We can expect a big push to implement EMRs in doctors’ offices. Denmark and the U.K. have had almost universal implementation for years. Canada lags behind with only between 30% and 37% of doctors using EMRs in their offices. Six provinces are gearing up implementation and Québec is about to do so, but we want to make sure that office systems do not become isolated pockets of information. If investments have been made in a province’s drug information or discharge notice systems that can be connected to these EMRs, then we would invest in the required integration systems.
Consumer health solutions
Consumer health solutions are clearly the future of health IT. A study just published by Kaiser Permanente found that consumers do not actually want access to all their health information, because they would not know what to do with it. They do want access to their lab tests — something B.C. has started doing; they want to be able to obtain prescription refills online from their doctor; they want to be able to schedule their appointments and receive e-consults. Infoway will be working with jurisdictions and regions to see what it can contribute. The challenge here is not technical, but rather related to culture and compensation.
Research use of data
Use of health IT databases in research holds phenomenal potential, and Infoway will be working to develop the requirements for beginning to do this. As we define or enhance the specifications for the EMR, we want to be sure that the databases employ structured as opposed to textual data so they can contribute to advances in clinical trials and research.
Knowing is better than not knowing
Much sacrifice has been made across the country to support health IT initiatives. The heat is on to deliver interoperable solutions that truly facilitate care and guard against privacy and security breaches that could compromise acceptance. We are getting slower than expected clinical uptake because clinicians have not been involved and do not feel that they are getting much value. We do not have enough skilled human resources. In some cases, funding is slow to come. If a provincial premier is not supportive, the province will have real problems with funding. If health IT is not a priority for a health minister, projects in that province have no chance of moving ahead.
When we conducted focus groups with members of the public, it became apparent that education was needed about the potential for EHRs to truly improve health care. People regarded them as just an administrative tool, but their views changed dramatically when we explained the potential benefits. We have to educate the public and build the social capital we need to convince our political leadership to see the project through to the end.
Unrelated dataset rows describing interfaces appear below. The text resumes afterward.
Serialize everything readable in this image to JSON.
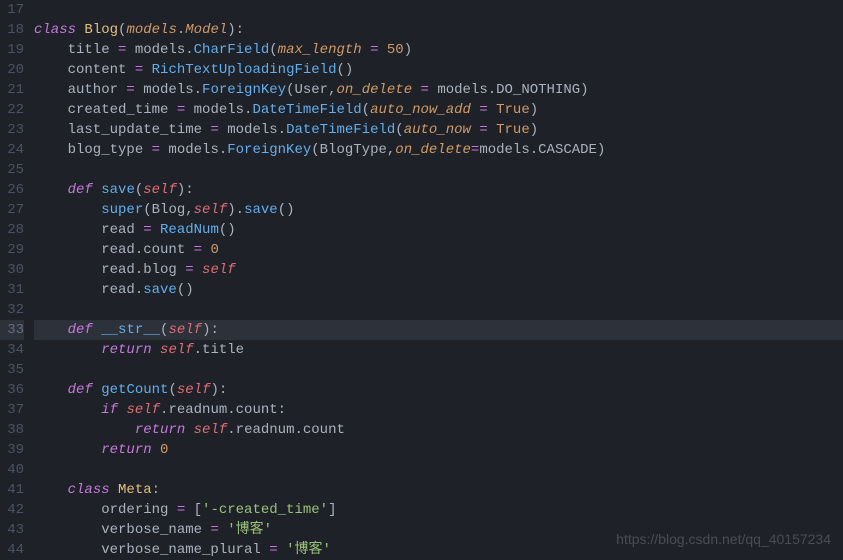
{
  "line_numbers": [
    "17",
    "18",
    "19",
    "20",
    "21",
    "22",
    "23",
    "24",
    "25",
    "26",
    "27",
    "28",
    "29",
    "30",
    "31",
    "32",
    "33",
    "34",
    "35",
    "36",
    "37",
    "38",
    "39",
    "40",
    "41",
    "42",
    "43",
    "44"
  ],
  "highlight_line": "33",
  "watermark": "https://blog.csdn.net/qq_40157234",
  "lines": {
    "17": [],
    "18": [
      {
        "cls": "kw",
        "t": "class"
      },
      {
        "cls": "pl",
        "t": " "
      },
      {
        "cls": "cls",
        "t": "Blog"
      },
      {
        "cls": "pn",
        "t": "("
      },
      {
        "cls": "param",
        "t": "models"
      },
      {
        "cls": "pn",
        "t": "."
      },
      {
        "cls": "param",
        "t": "Model"
      },
      {
        "cls": "pn",
        "t": "):"
      }
    ],
    "19": [
      {
        "cls": "pl",
        "t": "    title "
      },
      {
        "cls": "op",
        "t": "="
      },
      {
        "cls": "pl",
        "t": " models."
      },
      {
        "cls": "fn",
        "t": "CharField"
      },
      {
        "cls": "pn",
        "t": "("
      },
      {
        "cls": "param",
        "t": "max_length"
      },
      {
        "cls": "pl",
        "t": " "
      },
      {
        "cls": "op",
        "t": "="
      },
      {
        "cls": "pl",
        "t": " "
      },
      {
        "cls": "num",
        "t": "50"
      },
      {
        "cls": "pn",
        "t": ")"
      }
    ],
    "20": [
      {
        "cls": "pl",
        "t": "    content "
      },
      {
        "cls": "op",
        "t": "="
      },
      {
        "cls": "pl",
        "t": " "
      },
      {
        "cls": "fn",
        "t": "RichTextUploadingField"
      },
      {
        "cls": "pn",
        "t": "()"
      }
    ],
    "21": [
      {
        "cls": "pl",
        "t": "    author "
      },
      {
        "cls": "op",
        "t": "="
      },
      {
        "cls": "pl",
        "t": " models."
      },
      {
        "cls": "fn",
        "t": "ForeignKey"
      },
      {
        "cls": "pn",
        "t": "("
      },
      {
        "cls": "pl",
        "t": "User,"
      },
      {
        "cls": "param",
        "t": "on_delete"
      },
      {
        "cls": "pl",
        "t": " "
      },
      {
        "cls": "op",
        "t": "="
      },
      {
        "cls": "pl",
        "t": " models.DO_NOTHING"
      },
      {
        "cls": "pn",
        "t": ")"
      }
    ],
    "22": [
      {
        "cls": "pl",
        "t": "    created_time "
      },
      {
        "cls": "op",
        "t": "="
      },
      {
        "cls": "pl",
        "t": " models."
      },
      {
        "cls": "fn",
        "t": "DateTimeField"
      },
      {
        "cls": "pn",
        "t": "("
      },
      {
        "cls": "param",
        "t": "auto_now_add"
      },
      {
        "cls": "pl",
        "t": " "
      },
      {
        "cls": "op",
        "t": "="
      },
      {
        "cls": "pl",
        "t": " "
      },
      {
        "cls": "const",
        "t": "True"
      },
      {
        "cls": "pn",
        "t": ")"
      }
    ],
    "23": [
      {
        "cls": "pl",
        "t": "    last_update_time "
      },
      {
        "cls": "op",
        "t": "="
      },
      {
        "cls": "pl",
        "t": " models."
      },
      {
        "cls": "fn",
        "t": "DateTimeField"
      },
      {
        "cls": "pn",
        "t": "("
      },
      {
        "cls": "param",
        "t": "auto_now"
      },
      {
        "cls": "pl",
        "t": " "
      },
      {
        "cls": "op",
        "t": "="
      },
      {
        "cls": "pl",
        "t": " "
      },
      {
        "cls": "const",
        "t": "True"
      },
      {
        "cls": "pn",
        "t": ")"
      }
    ],
    "24": [
      {
        "cls": "pl",
        "t": "    blog_type "
      },
      {
        "cls": "op",
        "t": "="
      },
      {
        "cls": "pl",
        "t": " models."
      },
      {
        "cls": "fn",
        "t": "ForeignKey"
      },
      {
        "cls": "pn",
        "t": "("
      },
      {
        "cls": "pl",
        "t": "BlogType,"
      },
      {
        "cls": "param",
        "t": "on_delete"
      },
      {
        "cls": "op",
        "t": "="
      },
      {
        "cls": "pl",
        "t": "models.CASCADE"
      },
      {
        "cls": "pn",
        "t": ")"
      }
    ],
    "25": [],
    "26": [
      {
        "cls": "pl",
        "t": "    "
      },
      {
        "cls": "kw",
        "t": "def"
      },
      {
        "cls": "pl",
        "t": " "
      },
      {
        "cls": "fn",
        "t": "save"
      },
      {
        "cls": "pn",
        "t": "("
      },
      {
        "cls": "self",
        "t": "self"
      },
      {
        "cls": "pn",
        "t": "):"
      }
    ],
    "27": [
      {
        "cls": "pl",
        "t": "        "
      },
      {
        "cls": "fn",
        "t": "super"
      },
      {
        "cls": "pn",
        "t": "("
      },
      {
        "cls": "pl",
        "t": "Blog,"
      },
      {
        "cls": "self",
        "t": "self"
      },
      {
        "cls": "pn",
        "t": ")."
      },
      {
        "cls": "fn",
        "t": "save"
      },
      {
        "cls": "pn",
        "t": "()"
      }
    ],
    "28": [
      {
        "cls": "pl",
        "t": "        read "
      },
      {
        "cls": "op",
        "t": "="
      },
      {
        "cls": "pl",
        "t": " "
      },
      {
        "cls": "fn",
        "t": "ReadNum"
      },
      {
        "cls": "pn",
        "t": "()"
      }
    ],
    "29": [
      {
        "cls": "pl",
        "t": "        read.count "
      },
      {
        "cls": "op",
        "t": "="
      },
      {
        "cls": "pl",
        "t": " "
      },
      {
        "cls": "num",
        "t": "0"
      }
    ],
    "30": [
      {
        "cls": "pl",
        "t": "        read.blog "
      },
      {
        "cls": "op",
        "t": "="
      },
      {
        "cls": "pl",
        "t": " "
      },
      {
        "cls": "self",
        "t": "self"
      }
    ],
    "31": [
      {
        "cls": "pl",
        "t": "        read."
      },
      {
        "cls": "fn",
        "t": "save"
      },
      {
        "cls": "pn",
        "t": "()"
      }
    ],
    "32": [],
    "33": [
      {
        "cls": "pl",
        "t": "    "
      },
      {
        "cls": "kw",
        "t": "def"
      },
      {
        "cls": "pl",
        "t": " "
      },
      {
        "cls": "fn",
        "t": "__str__"
      },
      {
        "cls": "pn",
        "t": "("
      },
      {
        "cls": "self",
        "t": "self"
      },
      {
        "cls": "pn",
        "t": "):"
      }
    ],
    "34": [
      {
        "cls": "pl",
        "t": "        "
      },
      {
        "cls": "kw",
        "t": "return"
      },
      {
        "cls": "pl",
        "t": " "
      },
      {
        "cls": "self",
        "t": "self"
      },
      {
        "cls": "pl",
        "t": ".title"
      }
    ],
    "35": [],
    "36": [
      {
        "cls": "pl",
        "t": "    "
      },
      {
        "cls": "kw",
        "t": "def"
      },
      {
        "cls": "pl",
        "t": " "
      },
      {
        "cls": "fn",
        "t": "getCount"
      },
      {
        "cls": "pn",
        "t": "("
      },
      {
        "cls": "self",
        "t": "self"
      },
      {
        "cls": "pn",
        "t": "):"
      }
    ],
    "37": [
      {
        "cls": "pl",
        "t": "        "
      },
      {
        "cls": "kw",
        "t": "if"
      },
      {
        "cls": "pl",
        "t": " "
      },
      {
        "cls": "self",
        "t": "self"
      },
      {
        "cls": "pl",
        "t": ".readnum.count:"
      }
    ],
    "38": [
      {
        "cls": "pl",
        "t": "            "
      },
      {
        "cls": "kw",
        "t": "return"
      },
      {
        "cls": "pl",
        "t": " "
      },
      {
        "cls": "self",
        "t": "self"
      },
      {
        "cls": "pl",
        "t": ".readnum.count"
      }
    ],
    "39": [
      {
        "cls": "pl",
        "t": "        "
      },
      {
        "cls": "kw",
        "t": "return"
      },
      {
        "cls": "pl",
        "t": " "
      },
      {
        "cls": "num",
        "t": "0"
      }
    ],
    "40": [],
    "41": [
      {
        "cls": "pl",
        "t": "    "
      },
      {
        "cls": "kw",
        "t": "class"
      },
      {
        "cls": "pl",
        "t": " "
      },
      {
        "cls": "cls",
        "t": "Meta"
      },
      {
        "cls": "pn",
        "t": ":"
      }
    ],
    "42": [
      {
        "cls": "pl",
        "t": "        ordering "
      },
      {
        "cls": "op",
        "t": "="
      },
      {
        "cls": "pl",
        "t": " ["
      },
      {
        "cls": "str",
        "t": "'-created_time'"
      },
      {
        "cls": "pl",
        "t": "]"
      }
    ],
    "43": [
      {
        "cls": "pl",
        "t": "        verbose_name "
      },
      {
        "cls": "op",
        "t": "="
      },
      {
        "cls": "pl",
        "t": " "
      },
      {
        "cls": "str",
        "t": "'博客'"
      }
    ],
    "44": [
      {
        "cls": "pl",
        "t": "        verbose_name_plural "
      },
      {
        "cls": "op",
        "t": "="
      },
      {
        "cls": "pl",
        "t": " "
      },
      {
        "cls": "str",
        "t": "'博客'"
      }
    ]
  }
}
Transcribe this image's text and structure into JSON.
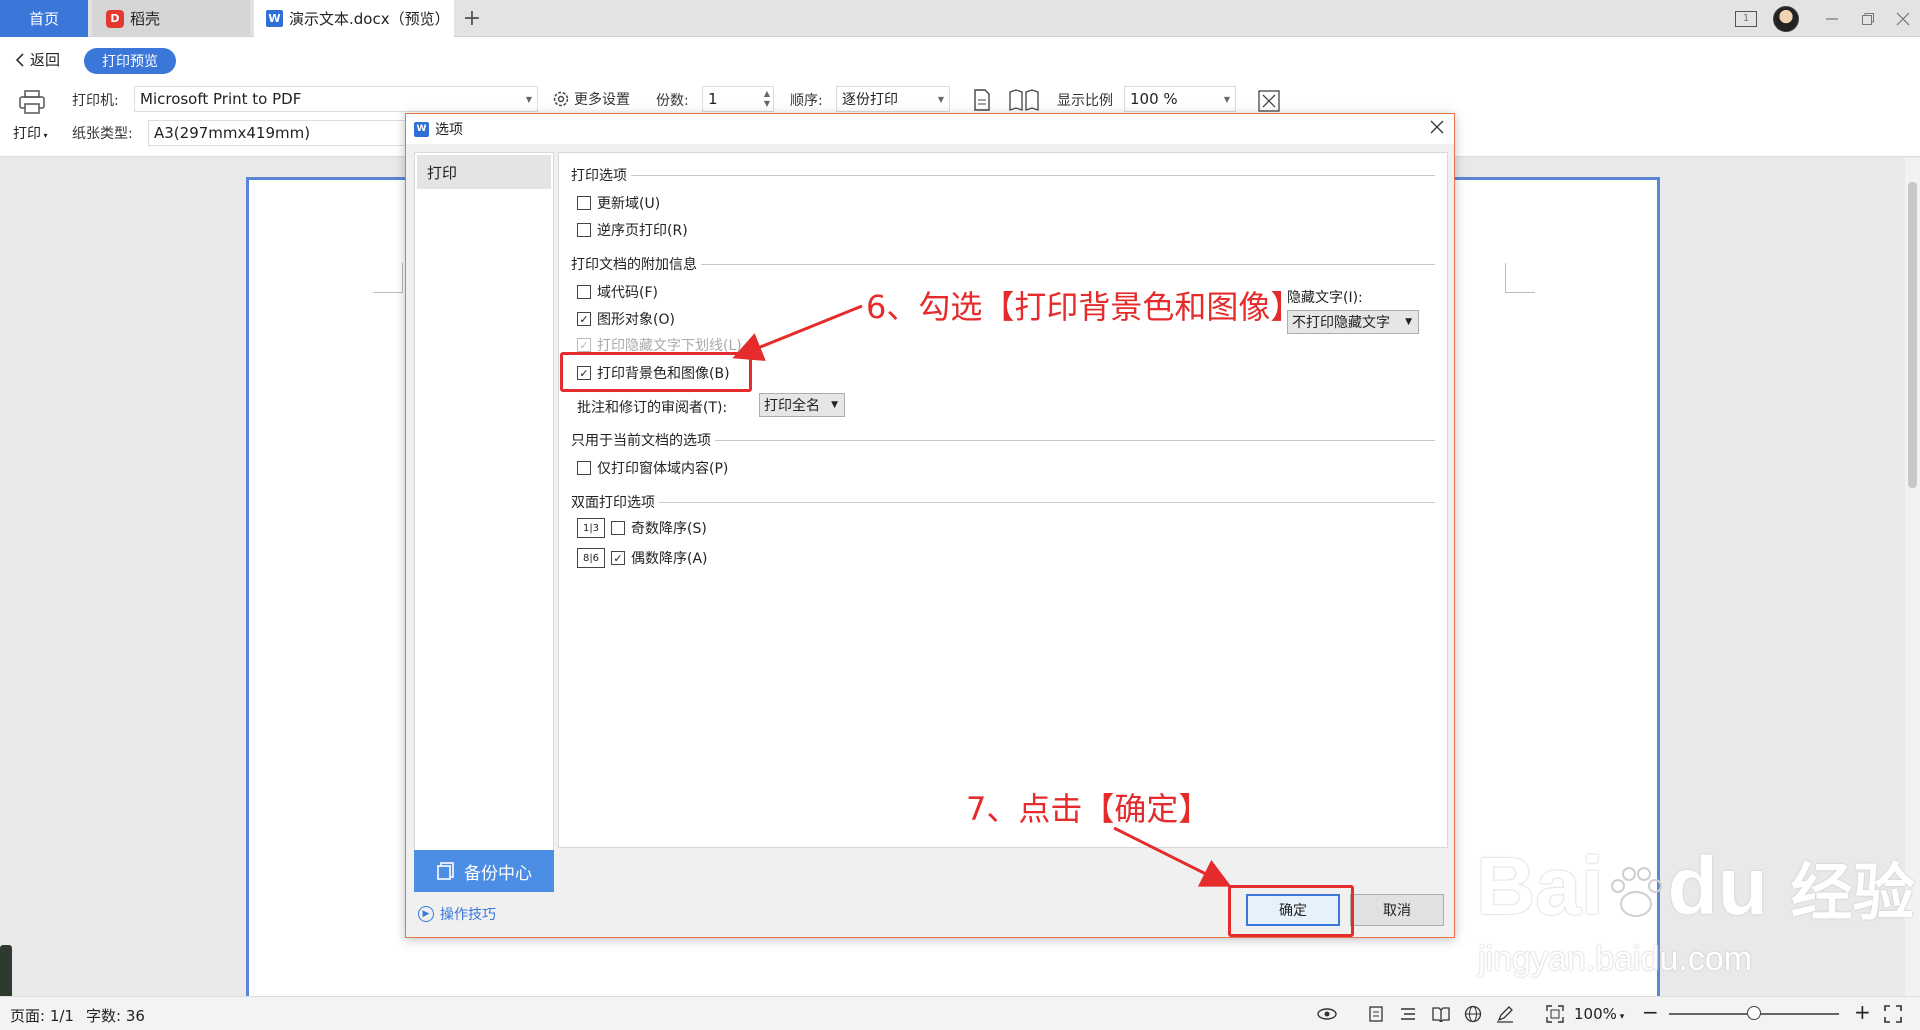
{
  "tabs": {
    "home": "首页",
    "daoke": "稻壳",
    "doc": "演示文本.docx（预览）",
    "add": "+"
  },
  "window": {
    "box_label": "1"
  },
  "toolbar": {
    "back": "返回",
    "preview": "打印预览",
    "print": "打印",
    "printer_label": "打印机:",
    "printer_value": "Microsoft Print to PDF",
    "more_settings": "更多设置",
    "copies_label": "份数:",
    "copies_value": "1",
    "order_label": "顺序:",
    "order_value": "逐份打印",
    "scale_label": "显示比例",
    "scale_value": "100 %",
    "paper_label": "纸张类型:",
    "paper_value": "A3(297mmx419mm)"
  },
  "dialog": {
    "title": "选项",
    "sidebar_item": "打印",
    "backup": "备份中心",
    "tips": "操作技巧",
    "sec_print_options": "打印选项",
    "opt_update_fields": "更新域(U)",
    "opt_reverse_order": "逆序页打印(R)",
    "sec_additional": "打印文档的附加信息",
    "opt_field_codes": "域代码(F)",
    "opt_drawing_objects": "图形对象(O)",
    "opt_hidden_underline": "打印隐藏文字下划线(L)",
    "hidden_text_label": "隐藏文字(I):",
    "hidden_text_value": "不打印隐藏文字",
    "opt_background": "打印背景色和图像(B)",
    "reviewer_label": "批注和修订的审阅者(T):",
    "reviewer_value": "打印全名",
    "sec_current_doc": "只用于当前文档的选项",
    "opt_form_only": "仅打印窗体域内容(P)",
    "sec_duplex": "双面打印选项",
    "opt_odd": "奇数降序(S)",
    "opt_even": "偶数降序(A)",
    "ok": "确定",
    "cancel": "取消"
  },
  "annotations": {
    "step6": "6、勾选【打印背景色和图像】",
    "step7": "7、点击【确定】"
  },
  "status": {
    "page": "页面: 1/1",
    "words": "字数: 36",
    "zoom": "100%",
    "zoom_minus": "−",
    "zoom_plus": "+"
  },
  "watermark": {
    "brand": "Bai",
    "brand2": "du",
    "cn": "经验",
    "url": "jingyan.baidu.com"
  },
  "colors": {
    "accent": "#3b77d8",
    "annotation": "#e52b2b",
    "dialog_border": "#e8744a"
  }
}
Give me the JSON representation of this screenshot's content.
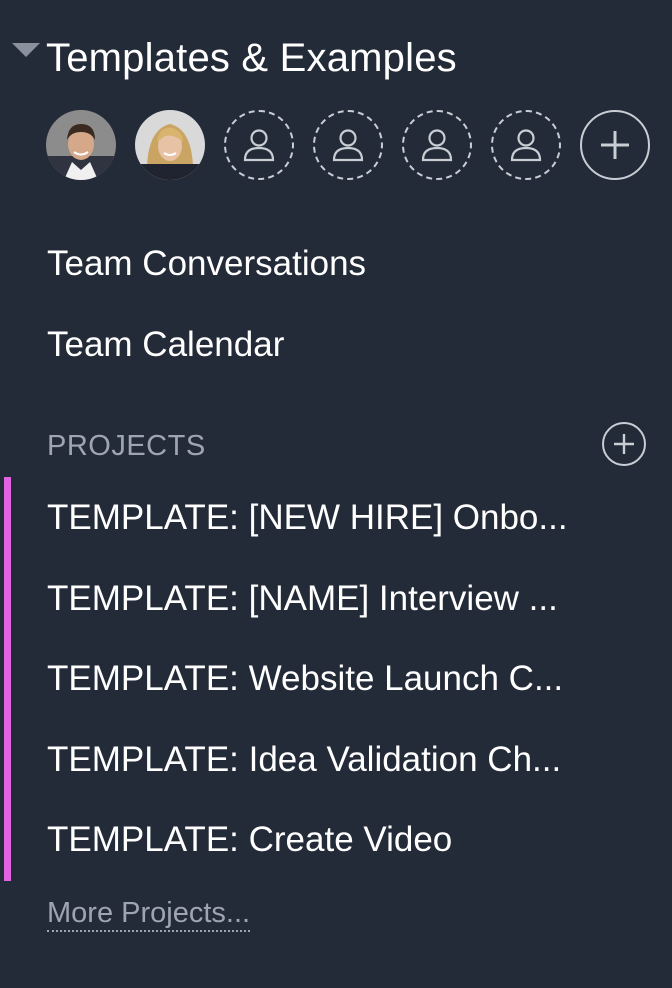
{
  "team": {
    "title": "Templates & Examples"
  },
  "members": {
    "avatars": [
      {
        "name": "avatar-man"
      },
      {
        "name": "avatar-woman"
      }
    ],
    "placeholder_count": 4,
    "add_icon": "plus-icon"
  },
  "nav": {
    "conversations": "Team Conversations",
    "calendar": "Team Calendar"
  },
  "projects": {
    "heading": "PROJECTS",
    "accent_color": "#e362e3",
    "items": [
      "TEMPLATE: [NEW HIRE] Onbo...",
      "TEMPLATE: [NAME] Interview ...",
      "TEMPLATE: Website Launch C...",
      "TEMPLATE: Idea Validation Ch...",
      "TEMPLATE: Create Video"
    ],
    "more": "More Projects..."
  },
  "colors": {
    "background": "#242b38",
    "muted_text": "#9ea5b1"
  }
}
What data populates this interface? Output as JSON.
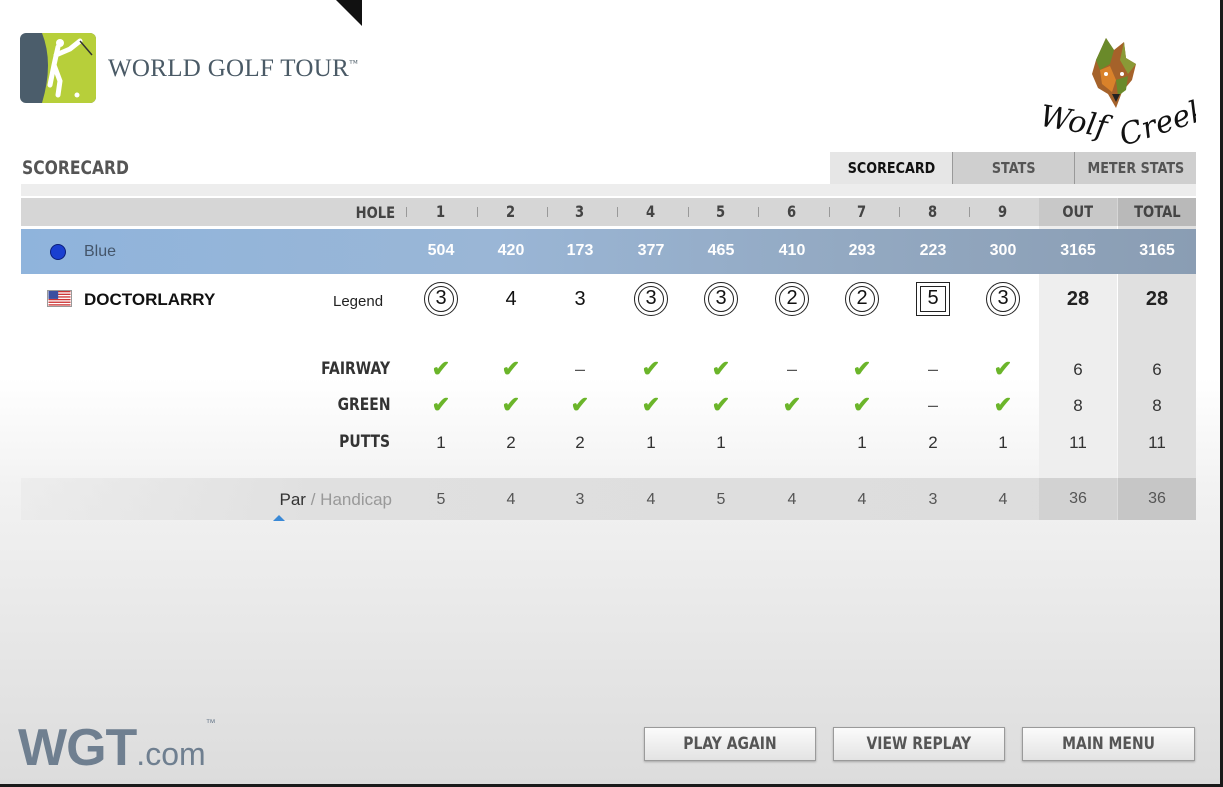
{
  "brand": {
    "title": "WORLD GOLF TOUR",
    "trademark": "™",
    "footer_main": "WGT",
    "footer_domain": ".com",
    "footer_tm": "™"
  },
  "course": {
    "logo_text": "Wolf Creek"
  },
  "section_title": "SCORECARD",
  "tabs": [
    {
      "label": "SCORECARD",
      "active": true
    },
    {
      "label": "STATS",
      "active": false
    },
    {
      "label": "METER STATS",
      "active": false
    }
  ],
  "header": {
    "hole_label": "HOLE",
    "holes": [
      "1",
      "2",
      "3",
      "4",
      "5",
      "6",
      "7",
      "8",
      "9"
    ],
    "out_label": "OUT",
    "total_label": "TOTAL"
  },
  "tee": {
    "name": "Blue",
    "color": "#1a3fd0",
    "yardages": [
      "504",
      "420",
      "173",
      "377",
      "465",
      "410",
      "293",
      "223",
      "300"
    ],
    "out": "3165",
    "total": "3165"
  },
  "player": {
    "name": "DOCTORLARRY",
    "level": "Legend",
    "flag": "us-flag",
    "scores": [
      {
        "value": "3",
        "mark": "circle"
      },
      {
        "value": "4",
        "mark": "none"
      },
      {
        "value": "3",
        "mark": "none"
      },
      {
        "value": "3",
        "mark": "circle"
      },
      {
        "value": "3",
        "mark": "circle"
      },
      {
        "value": "2",
        "mark": "circle"
      },
      {
        "value": "2",
        "mark": "circle"
      },
      {
        "value": "5",
        "mark": "square"
      },
      {
        "value": "3",
        "mark": "circle"
      }
    ],
    "out": "28",
    "total": "28"
  },
  "stats": {
    "fairway": {
      "label": "FAIRWAY",
      "values": [
        "check",
        "check",
        "dash",
        "check",
        "check",
        "dash",
        "check",
        "dash",
        "check"
      ],
      "out": "6",
      "total": "6"
    },
    "green": {
      "label": "GREEN",
      "values": [
        "check",
        "check",
        "check",
        "check",
        "check",
        "check",
        "check",
        "dash",
        "check"
      ],
      "out": "8",
      "total": "8"
    },
    "putts": {
      "label": "PUTTS",
      "values": [
        "1",
        "2",
        "2",
        "1",
        "1",
        "",
        "1",
        "2",
        "1"
      ],
      "out": "11",
      "total": "11"
    }
  },
  "symbols": {
    "check": "✔",
    "dash": "–"
  },
  "par": {
    "par_label": "Par",
    "slash": "/",
    "handicap_label": "Handicap",
    "values": [
      "5",
      "4",
      "3",
      "4",
      "5",
      "4",
      "4",
      "3",
      "4"
    ],
    "out": "36",
    "total": "36"
  },
  "buttons": {
    "play_again": "PLAY AGAIN",
    "view_replay": "VIEW REPLAY",
    "main_menu": "MAIN MENU"
  },
  "colors": {
    "check_green": "#6bb52a",
    "tee_band": "#8fb4dc",
    "pointer_blue": "#3a89d6"
  }
}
Infoway embarked recently on a TV, print and Web campaign, under the slogan “Knowing is better than not knowing,” to show people how it used to be and how it could be. The Web site provides a good explanation of how your data can get stranded as you move around the system and why it is important for it to come together.